▶ _ABOUT THIS TASK_: Could you filter the records below down to the lines that include the word "仅限本机"?

▶ _PROVIDED DATA_:
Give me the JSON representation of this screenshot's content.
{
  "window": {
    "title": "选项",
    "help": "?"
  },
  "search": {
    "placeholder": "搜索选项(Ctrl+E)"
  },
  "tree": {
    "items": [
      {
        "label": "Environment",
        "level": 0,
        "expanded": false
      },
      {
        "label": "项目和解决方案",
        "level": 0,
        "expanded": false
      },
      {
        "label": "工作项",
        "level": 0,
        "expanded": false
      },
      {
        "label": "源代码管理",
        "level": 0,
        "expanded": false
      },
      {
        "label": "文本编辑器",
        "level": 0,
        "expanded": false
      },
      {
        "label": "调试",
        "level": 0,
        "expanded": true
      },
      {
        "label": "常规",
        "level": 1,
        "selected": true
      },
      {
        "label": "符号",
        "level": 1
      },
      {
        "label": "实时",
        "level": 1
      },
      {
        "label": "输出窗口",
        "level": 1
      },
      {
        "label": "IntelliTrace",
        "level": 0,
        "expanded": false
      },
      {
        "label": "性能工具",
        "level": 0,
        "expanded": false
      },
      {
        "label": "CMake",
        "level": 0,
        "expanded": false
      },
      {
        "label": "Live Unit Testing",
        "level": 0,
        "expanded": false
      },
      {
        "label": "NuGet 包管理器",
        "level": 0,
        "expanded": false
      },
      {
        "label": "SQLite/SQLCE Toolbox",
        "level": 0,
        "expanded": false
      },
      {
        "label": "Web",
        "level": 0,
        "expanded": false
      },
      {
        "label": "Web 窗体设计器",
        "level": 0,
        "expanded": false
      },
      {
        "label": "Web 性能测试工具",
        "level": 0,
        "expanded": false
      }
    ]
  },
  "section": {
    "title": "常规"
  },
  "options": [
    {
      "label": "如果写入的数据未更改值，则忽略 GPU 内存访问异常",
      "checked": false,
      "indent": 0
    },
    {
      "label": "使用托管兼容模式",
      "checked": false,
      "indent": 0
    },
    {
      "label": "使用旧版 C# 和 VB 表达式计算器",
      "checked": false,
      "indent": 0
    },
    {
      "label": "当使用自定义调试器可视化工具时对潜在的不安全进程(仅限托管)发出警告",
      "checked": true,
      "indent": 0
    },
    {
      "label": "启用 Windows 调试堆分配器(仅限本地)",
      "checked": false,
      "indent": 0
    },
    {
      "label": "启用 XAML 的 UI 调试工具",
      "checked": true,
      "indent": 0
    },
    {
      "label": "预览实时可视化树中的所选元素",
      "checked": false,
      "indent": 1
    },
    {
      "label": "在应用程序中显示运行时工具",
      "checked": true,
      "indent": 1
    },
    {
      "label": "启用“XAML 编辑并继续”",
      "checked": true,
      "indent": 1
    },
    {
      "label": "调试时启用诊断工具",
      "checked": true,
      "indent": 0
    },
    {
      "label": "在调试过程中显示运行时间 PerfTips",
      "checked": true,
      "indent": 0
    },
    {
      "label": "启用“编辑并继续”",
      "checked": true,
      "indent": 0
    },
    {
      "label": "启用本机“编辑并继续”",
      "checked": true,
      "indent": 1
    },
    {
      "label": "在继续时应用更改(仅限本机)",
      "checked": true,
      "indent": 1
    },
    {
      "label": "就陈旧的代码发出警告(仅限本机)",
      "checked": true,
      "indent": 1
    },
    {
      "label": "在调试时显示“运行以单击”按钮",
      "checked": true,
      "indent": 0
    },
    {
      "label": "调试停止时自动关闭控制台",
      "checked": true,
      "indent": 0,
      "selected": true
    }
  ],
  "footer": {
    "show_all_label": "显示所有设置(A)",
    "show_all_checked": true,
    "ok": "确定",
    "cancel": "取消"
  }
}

▶ _ANSWER TO THIS EXERCISE_:
      "label": "在继续时应用更改(仅限本机)",
      "label": "就陈旧的代码发出警告(仅限本机)",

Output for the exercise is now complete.